by Allen Wyatt
(last updated February 8, 2014)
Microsoft Graph is a simple graphing program provided with Word. It includes the ability to view your graph data in both spreadsheet and graph formats. If the data you are presenting in Microsoft Graph is complex, particularly if you have many data series (rows of data to chart), you may want to add a legend. Legends provide a "road map" for your chart so a reader can decipher what is included.
You can display a legend with your chart by following these steps:
Figure 1. The Legend tab of the Chart Options dialog box
If you later want to turn off display of the legend, you can repeat the above steps, but clear the Show Legend check box, instead (step 3).
Once the legend is displayed in your chart, you can use your mouse to position it. Simply point to the legend with the mouse, hold down the mouse button, and drag the legend to where you finally want it. When you release the mouse button, Microsoft Graph places the legend in the spot where you dragged it.
WordTips is your source for cost-effective Microsoft Word training. (Microsoft Word is the most popular word processing software in the world.) This tip (721) applies to Microsoft Word 97, 2000, 2002, and 2003.

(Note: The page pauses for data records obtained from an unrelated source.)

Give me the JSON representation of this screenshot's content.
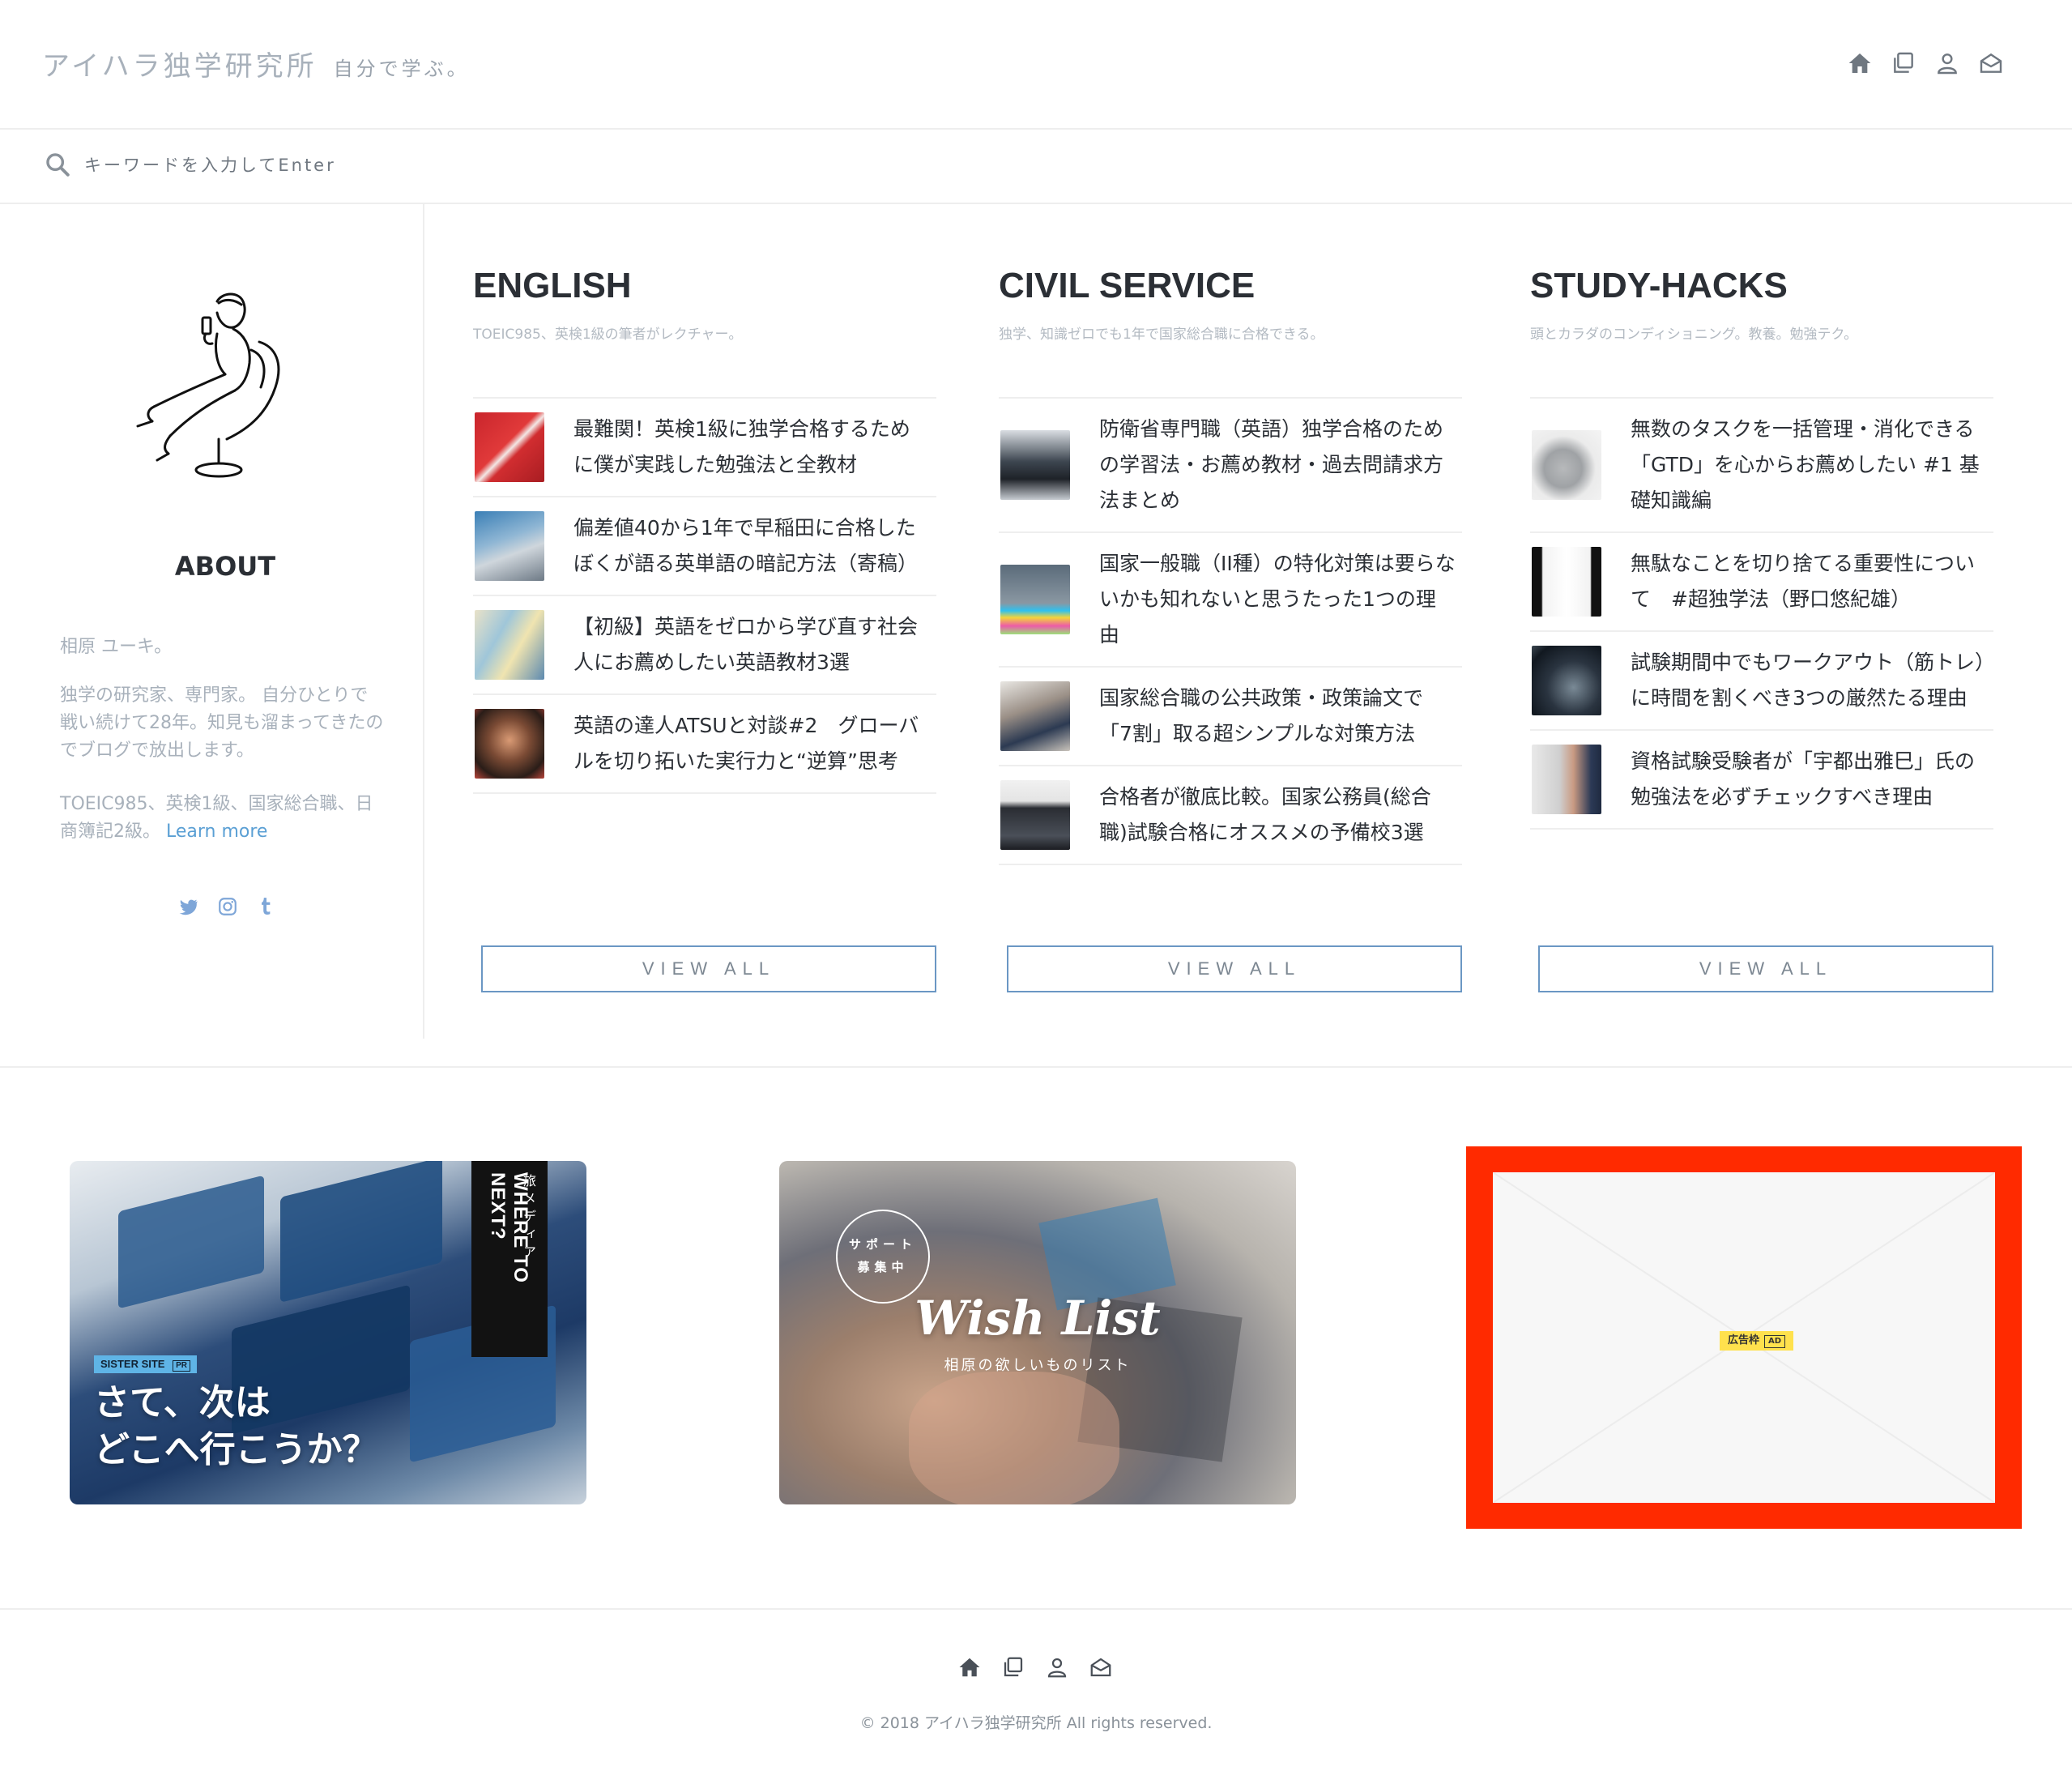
{
  "header": {
    "brand": "アイハラ独学研究所",
    "tagline": "自分で学ぶ。",
    "icons": [
      "home-icon",
      "copy-icon",
      "user-icon",
      "mail-icon"
    ]
  },
  "search": {
    "placeholder": "キーワードを入力してEnter"
  },
  "sidebar": {
    "about_title": "ABOUT",
    "name": "相原 ユーキ。",
    "description": "独学の研究家、専門家。 自分ひとりで戦い続けて28年。知見も溜まってきたのでブログで放出します。",
    "credentials": "TOEIC985、英検1級、国家総合職、日商簿記2級。",
    "learn_more": "Learn more",
    "social": [
      "twitter-icon",
      "instagram-icon",
      "tumblr-icon"
    ]
  },
  "columns": [
    {
      "title": "ENGLISH",
      "subtitle": "TOEIC985、英検1級の筆者がレクチャー。",
      "items": [
        {
          "text": "最難関！英検1級に独学合格するために僕が実践した勉強法と全教材"
        },
        {
          "text": "偏差値40から1年で早稲田に合格したぼくが語る英単語の暗記方法（寄稿）"
        },
        {
          "text": "【初級】英語をゼロから学び直す社会人にお薦めしたい英語教材3選"
        },
        {
          "text": "英語の達人ATSUと対談#2　グローバルを切り拓いた実行力と“逆算”思考"
        }
      ],
      "view_all": "VIEW ALL"
    },
    {
      "title": "CIVIL SERVICE",
      "subtitle": "独学、知識ゼロでも1年で国家総合職に合格できる。",
      "items": [
        {
          "text": "防衛省専門職（英語）独学合格のための学習法・お薦め教材・過去問請求方法まとめ"
        },
        {
          "text": "国家一般職（II種）の特化対策は要らないかも知れないと思うたった1つの理由"
        },
        {
          "text": "国家総合職の公共政策・政策論文で「7割」取る超シンプルな対策方法"
        },
        {
          "text": "合格者が徹底比較。国家公務員(総合職)試験合格にオススメの予備校3選"
        }
      ],
      "view_all": "VIEW ALL"
    },
    {
      "title": "STUDY-HACKS",
      "subtitle": "頭とカラダのコンディショニング。教養。勉強テク。",
      "items": [
        {
          "text": "無数のタスクを一括管理・消化できる「GTD」を心からお薦めしたい #1 基礎知識編"
        },
        {
          "text": "無駄なことを切り捨てる重要性について　#超独学法（野口悠紀雄）"
        },
        {
          "text": "試験期間中でもワークアウト（筋トレ）に時間を割くべき3つの厳然たる理由"
        },
        {
          "text": "資格試験受験者が「宇都出雅巳」氏の勉強法を必ずチェックすべき理由"
        }
      ],
      "view_all": "VIEW ALL"
    }
  ],
  "banners": {
    "sister_site": {
      "badge": "SISTER SITE",
      "pr": "PR",
      "line1": "さて、次は",
      "line2": "どこへ行こうか？",
      "vertical_small": "旅メディア",
      "vertical_title": "WHERE TO NEXT?"
    },
    "wishlist": {
      "bubble_line1": "サポート",
      "bubble_line2": "募集中",
      "title": "Wish List",
      "subtitle": "相原の欲しいものリスト"
    },
    "ad": {
      "label": "広告枠",
      "tag": "AD"
    }
  },
  "footer": {
    "icons": [
      "home-icon",
      "copy-icon",
      "user-icon",
      "mail-icon"
    ],
    "copyright": "© 2018 アイハラ独学研究所 All rights reserved."
  }
}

Do More in Less Time! Are you ready to harness the full power of Word 2013 to create professional documents? In this comprehensive guide you'll learn the skills and techniques for efficiently building the documents you need for your professional and your personal life. Check out Word 2013 In Depth today!
Microsoft Graph allows you to easily create charts from numeric data, without the need to use Excel. This tip explains how to ...Discover More
Microsoft Graph is a handy way to add charts to your document if you don't have access to Excel. Here's how to adjust the ...Discover More
Microsoft Graph allows you to easily create charts from numeric data, without the need to use Excel. Here's how to use Graph ...Discover More
FREE SERVICE: Get tips like this every week in WordTips, a free productivity newsletter. Enter your address and click "Subscribe."
Got a version of Word that uses the menu interface (Word 97, Word 2000, Word 2002, or Word 2003)? This site is for you! If you use a later version of Word, visit our WordTips site focusing on the ribbon interface.